With shocking brazenness and profound cognitive dissonance, these same people – who slice and dice the electorate into ethnic and racial categories – then claim that Trump and the Republicans are divisive.
When I look around, I don’t see Hillary’s America. I do not see, as she now claims, a 50/50 race between love and hate.
I see a nation that has struggled to dismantle the barriers that have prevented every citizen from enjoying the blessings of liberty. We are not there yet. But, as President Obama has repeatedly said, we have made tremendous strides during the last half century. To pretend otherwise is to spew poison for partisan advantage.
I see a nation of flawed human beings in a world ever riven by tribalism that has tried and succeeded better than most to create an inclusive society.
I see our largely peaceful debates about contentious issues as a sharp rebuke to the religious and ethnic violence and anger roiling Africa, the Middle East and Europe.

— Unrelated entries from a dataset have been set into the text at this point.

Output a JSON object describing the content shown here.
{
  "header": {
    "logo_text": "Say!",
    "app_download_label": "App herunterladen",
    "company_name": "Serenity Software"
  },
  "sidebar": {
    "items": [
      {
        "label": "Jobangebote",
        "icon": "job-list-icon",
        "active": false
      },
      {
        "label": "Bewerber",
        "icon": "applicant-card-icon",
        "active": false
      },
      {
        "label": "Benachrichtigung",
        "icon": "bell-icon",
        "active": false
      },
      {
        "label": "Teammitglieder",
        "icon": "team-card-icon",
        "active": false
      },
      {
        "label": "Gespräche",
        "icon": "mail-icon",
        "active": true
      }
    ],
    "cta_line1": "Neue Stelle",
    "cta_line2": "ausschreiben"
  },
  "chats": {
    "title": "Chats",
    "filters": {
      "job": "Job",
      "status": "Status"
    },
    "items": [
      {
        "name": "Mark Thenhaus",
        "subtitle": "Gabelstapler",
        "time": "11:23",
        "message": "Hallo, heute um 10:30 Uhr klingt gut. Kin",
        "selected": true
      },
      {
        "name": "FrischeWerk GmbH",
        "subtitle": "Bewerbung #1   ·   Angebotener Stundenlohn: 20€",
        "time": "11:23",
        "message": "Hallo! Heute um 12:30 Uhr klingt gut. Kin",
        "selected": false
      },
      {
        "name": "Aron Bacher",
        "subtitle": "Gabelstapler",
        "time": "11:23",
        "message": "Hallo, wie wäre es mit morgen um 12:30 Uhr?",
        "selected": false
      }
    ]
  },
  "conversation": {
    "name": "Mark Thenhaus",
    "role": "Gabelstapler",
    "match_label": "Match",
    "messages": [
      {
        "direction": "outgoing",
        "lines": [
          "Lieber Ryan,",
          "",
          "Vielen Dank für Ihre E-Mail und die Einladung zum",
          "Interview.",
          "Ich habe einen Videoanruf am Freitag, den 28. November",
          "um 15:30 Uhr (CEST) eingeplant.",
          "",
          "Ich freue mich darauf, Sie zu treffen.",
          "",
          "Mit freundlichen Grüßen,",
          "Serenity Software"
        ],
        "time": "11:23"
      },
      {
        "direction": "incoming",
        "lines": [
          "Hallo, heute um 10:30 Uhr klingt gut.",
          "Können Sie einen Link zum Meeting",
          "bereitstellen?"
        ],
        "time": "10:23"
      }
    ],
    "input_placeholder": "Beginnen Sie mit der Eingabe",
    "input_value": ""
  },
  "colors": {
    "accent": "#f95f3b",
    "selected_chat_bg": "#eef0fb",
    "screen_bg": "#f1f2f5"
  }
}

America is not defined by hate.
We have many pressing problems including a soaring national debt, an economy that has not adjusted to changes wrought by globalism and technology, and poor leadership at almost every level of government.
For all of our challenges, we remain an exceptional land of redemption. We remain the nation others dream of coming to for hope and acceptance. We do not greet them with jackbooted thugs. We offer them opportunity.
As we have been since our founding, Americans are an imperfect people in an imperfect world. We are a good people who hold fast to the idea that we are a shining city on a hill and humanity’s best hope.
Contributing columnist J. Peder Zane can be reached at firstname.lastname@example.org.